Four days before the Passover holiday, MK Bezalel Smotrich, the leader of the Religious Zionist Party, called for members of Prime Minister Naftali Bennett’s coalition to be ejected from synagogues.
“Someone who joins the radical left harming everything”
“I maintain that anyone who is part of this government doesn’t need to be brought into a synagogue,” he said during an interview with Kan public radio. “It’s the most legitimate thing in the world.”
“Someone who lies cheats, and steals votes. Someone who joins the radical left harming everything holy in Israel. Someone who sold out the state to the Islamic Movement and now will do the same to the terror supporters in the Joint List is certainly not worthy of being in the congregation; that’s completely legitimate,” Smotrich added.
“I think people who turn their back on the public should feel unwanted,” he added.
Later in the interview, he softened his words, explaining that he was describing what he thought would be the natural reaction of religious right-wing voters who were feeling betrayed by Bennett forming a coalition with left-wing and Arab parties.
He later tweeted a disclaimer:

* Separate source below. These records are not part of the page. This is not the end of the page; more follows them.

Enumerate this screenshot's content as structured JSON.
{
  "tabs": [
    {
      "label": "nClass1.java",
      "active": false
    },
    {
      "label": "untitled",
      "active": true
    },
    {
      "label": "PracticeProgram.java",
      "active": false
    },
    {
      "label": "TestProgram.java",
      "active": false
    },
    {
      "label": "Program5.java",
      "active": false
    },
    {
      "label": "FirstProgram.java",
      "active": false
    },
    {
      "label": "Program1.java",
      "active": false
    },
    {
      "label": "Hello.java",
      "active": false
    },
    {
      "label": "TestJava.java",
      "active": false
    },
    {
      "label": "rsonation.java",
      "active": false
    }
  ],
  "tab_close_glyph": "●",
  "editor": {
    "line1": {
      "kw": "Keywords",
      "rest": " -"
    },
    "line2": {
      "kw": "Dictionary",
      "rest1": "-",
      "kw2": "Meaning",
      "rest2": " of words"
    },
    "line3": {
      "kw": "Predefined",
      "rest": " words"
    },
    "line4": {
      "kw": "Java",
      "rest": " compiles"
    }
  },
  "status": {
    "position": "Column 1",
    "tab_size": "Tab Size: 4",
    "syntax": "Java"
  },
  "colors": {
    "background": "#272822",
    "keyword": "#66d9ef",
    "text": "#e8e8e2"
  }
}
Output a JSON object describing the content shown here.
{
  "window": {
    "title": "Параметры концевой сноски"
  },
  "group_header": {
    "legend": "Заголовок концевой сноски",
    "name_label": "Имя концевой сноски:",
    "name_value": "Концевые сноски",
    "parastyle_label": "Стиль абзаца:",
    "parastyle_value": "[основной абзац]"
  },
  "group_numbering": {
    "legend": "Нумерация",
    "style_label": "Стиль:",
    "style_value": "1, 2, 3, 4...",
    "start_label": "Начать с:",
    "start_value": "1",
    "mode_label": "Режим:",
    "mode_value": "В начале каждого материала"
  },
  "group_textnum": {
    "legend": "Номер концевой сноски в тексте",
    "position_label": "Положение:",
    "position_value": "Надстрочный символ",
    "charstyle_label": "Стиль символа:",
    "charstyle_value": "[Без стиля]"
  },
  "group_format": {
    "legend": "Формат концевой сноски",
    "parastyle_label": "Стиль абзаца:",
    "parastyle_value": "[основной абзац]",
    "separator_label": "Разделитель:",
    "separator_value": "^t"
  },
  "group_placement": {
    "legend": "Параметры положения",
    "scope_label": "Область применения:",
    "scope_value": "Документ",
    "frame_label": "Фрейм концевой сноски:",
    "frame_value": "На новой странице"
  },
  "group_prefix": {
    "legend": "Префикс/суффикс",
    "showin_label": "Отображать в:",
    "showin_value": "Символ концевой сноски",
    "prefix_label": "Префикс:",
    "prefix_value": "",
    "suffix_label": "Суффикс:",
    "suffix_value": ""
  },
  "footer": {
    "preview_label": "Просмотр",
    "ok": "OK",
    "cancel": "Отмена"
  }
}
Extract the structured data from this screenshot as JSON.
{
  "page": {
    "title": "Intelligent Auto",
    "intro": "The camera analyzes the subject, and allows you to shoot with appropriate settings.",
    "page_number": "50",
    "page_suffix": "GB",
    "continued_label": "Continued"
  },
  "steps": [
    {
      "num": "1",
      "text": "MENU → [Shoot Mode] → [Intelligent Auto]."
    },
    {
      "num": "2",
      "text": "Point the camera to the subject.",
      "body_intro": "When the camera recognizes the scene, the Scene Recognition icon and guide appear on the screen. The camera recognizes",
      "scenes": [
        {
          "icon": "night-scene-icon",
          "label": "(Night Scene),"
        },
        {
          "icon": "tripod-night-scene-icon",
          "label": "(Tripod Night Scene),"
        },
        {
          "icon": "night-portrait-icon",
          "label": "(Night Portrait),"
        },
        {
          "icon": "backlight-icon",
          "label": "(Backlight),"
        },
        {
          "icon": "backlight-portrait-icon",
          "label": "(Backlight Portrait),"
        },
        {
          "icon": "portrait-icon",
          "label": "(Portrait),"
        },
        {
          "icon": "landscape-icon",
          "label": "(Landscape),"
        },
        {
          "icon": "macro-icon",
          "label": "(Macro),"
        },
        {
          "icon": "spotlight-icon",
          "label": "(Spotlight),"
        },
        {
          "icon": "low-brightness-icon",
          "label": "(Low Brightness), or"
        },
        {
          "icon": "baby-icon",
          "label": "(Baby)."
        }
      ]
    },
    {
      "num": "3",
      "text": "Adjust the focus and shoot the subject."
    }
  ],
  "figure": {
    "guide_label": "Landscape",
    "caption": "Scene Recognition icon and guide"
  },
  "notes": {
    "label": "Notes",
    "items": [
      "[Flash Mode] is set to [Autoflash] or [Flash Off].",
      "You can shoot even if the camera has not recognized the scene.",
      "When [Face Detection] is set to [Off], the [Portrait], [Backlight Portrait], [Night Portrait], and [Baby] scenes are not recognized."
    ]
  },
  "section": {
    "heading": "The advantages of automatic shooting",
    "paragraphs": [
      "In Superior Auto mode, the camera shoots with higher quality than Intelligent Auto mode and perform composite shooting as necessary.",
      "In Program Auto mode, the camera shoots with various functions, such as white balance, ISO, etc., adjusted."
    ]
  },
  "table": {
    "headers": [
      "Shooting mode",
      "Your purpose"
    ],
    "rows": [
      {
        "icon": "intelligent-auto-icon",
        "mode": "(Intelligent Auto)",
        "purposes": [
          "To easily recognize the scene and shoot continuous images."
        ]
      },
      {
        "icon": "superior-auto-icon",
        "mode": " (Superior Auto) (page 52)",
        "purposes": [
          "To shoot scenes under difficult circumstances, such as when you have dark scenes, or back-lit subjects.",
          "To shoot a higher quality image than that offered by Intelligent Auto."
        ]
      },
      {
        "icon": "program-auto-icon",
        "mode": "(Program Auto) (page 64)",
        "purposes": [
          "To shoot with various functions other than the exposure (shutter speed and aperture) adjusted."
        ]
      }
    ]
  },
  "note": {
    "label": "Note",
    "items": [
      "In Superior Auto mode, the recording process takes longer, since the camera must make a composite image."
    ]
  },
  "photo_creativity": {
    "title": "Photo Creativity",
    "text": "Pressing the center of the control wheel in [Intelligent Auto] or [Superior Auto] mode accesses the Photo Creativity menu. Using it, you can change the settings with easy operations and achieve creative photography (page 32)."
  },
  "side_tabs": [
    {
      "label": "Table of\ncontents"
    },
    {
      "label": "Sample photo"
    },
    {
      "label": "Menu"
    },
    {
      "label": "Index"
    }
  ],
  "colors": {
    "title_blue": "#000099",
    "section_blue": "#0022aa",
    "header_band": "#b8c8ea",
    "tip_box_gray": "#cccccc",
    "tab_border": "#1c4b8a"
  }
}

“Everyone is invited to the synagogues, of course, but it is amazing to see those who joined the enemies of Israel to win an internal dispute between brothers within the Jewish people, [they also] boycott half of the people, despise them with derogatory nicknames like “Bibi’ists” and “Smotriches,” [all while they talk] about unity. And then cry when they do not receive applause among the public to which they lied and turned their backs.”
It should be noted that Bennett is Israel’s first prime minister who wears a kippah and presumably goes to synagogue regularly.
Bennett slammed Smotrich in return during a government conference asking, “Will a Jew boycott another Jew in a synagogue? That’s what destroyed our state 2,000 years ago,” he said, referring to the destruction of the Second Temple.
Others may choose to respond to Bennett that the Hasmonean revolt to retake Israel was opposed by Jews who allied with the enemy of Israel.
“We have rightly forgotten that we have a nation, a good nation, a positive nation, a nation that volunteers and assists,” Bennett said.
“Leftists love the country not a millimeter less than me,” Bennett said. “I don’t have a monopoly on the love of the Land of Israel, just as there is no monopoly on the love of mankind or the love of peace. It is very beautiful to say, ‘we all love each other – but we will not sit with them'”.
“I am a right-wing man, and there are left-wing people in the government; we have completely different opinions. But you know what I found out? People with very different opinions also love the State of Israel and this country.”
Bennett’s coalition is threatened since Idit Silman, the leader of the coalition and a member of the Knesset for Bennett’s Yamina party, announced last week that she will join the opposition over her objections to a Health Ministry instruction that hospitals do not enforce kashrut restrictions during the upcoming Passover holiday.
Without Silman in the coalition, the government will lose its majority in the Knesset, falling from 61 seats to 60, potentially enabling the Opposition to veto any coalition bills. In the wake of Silman’s departure from the coalition, it is expected that Bennett, who was elected on a right-wing ticket, will need to rely more heavily on the Arab and extreme left-wing parties. For Silman to topple the government, she must join with two other coalition members to form a new party. Thus far, she is joined only by one – another member of Bennett’s own Yamina Party -Amichai Shikli, who had refused to back the coalition since it was established.
Other dissatisfied right-wing lawmakers could take this opportunity to join Silman and Shikli.
Alternatively, Yamina could declare Silman and Shikli to be dissenting lawmakers and oust them from the party. They would be barred from running in the next election under any party currently part of the Knesset.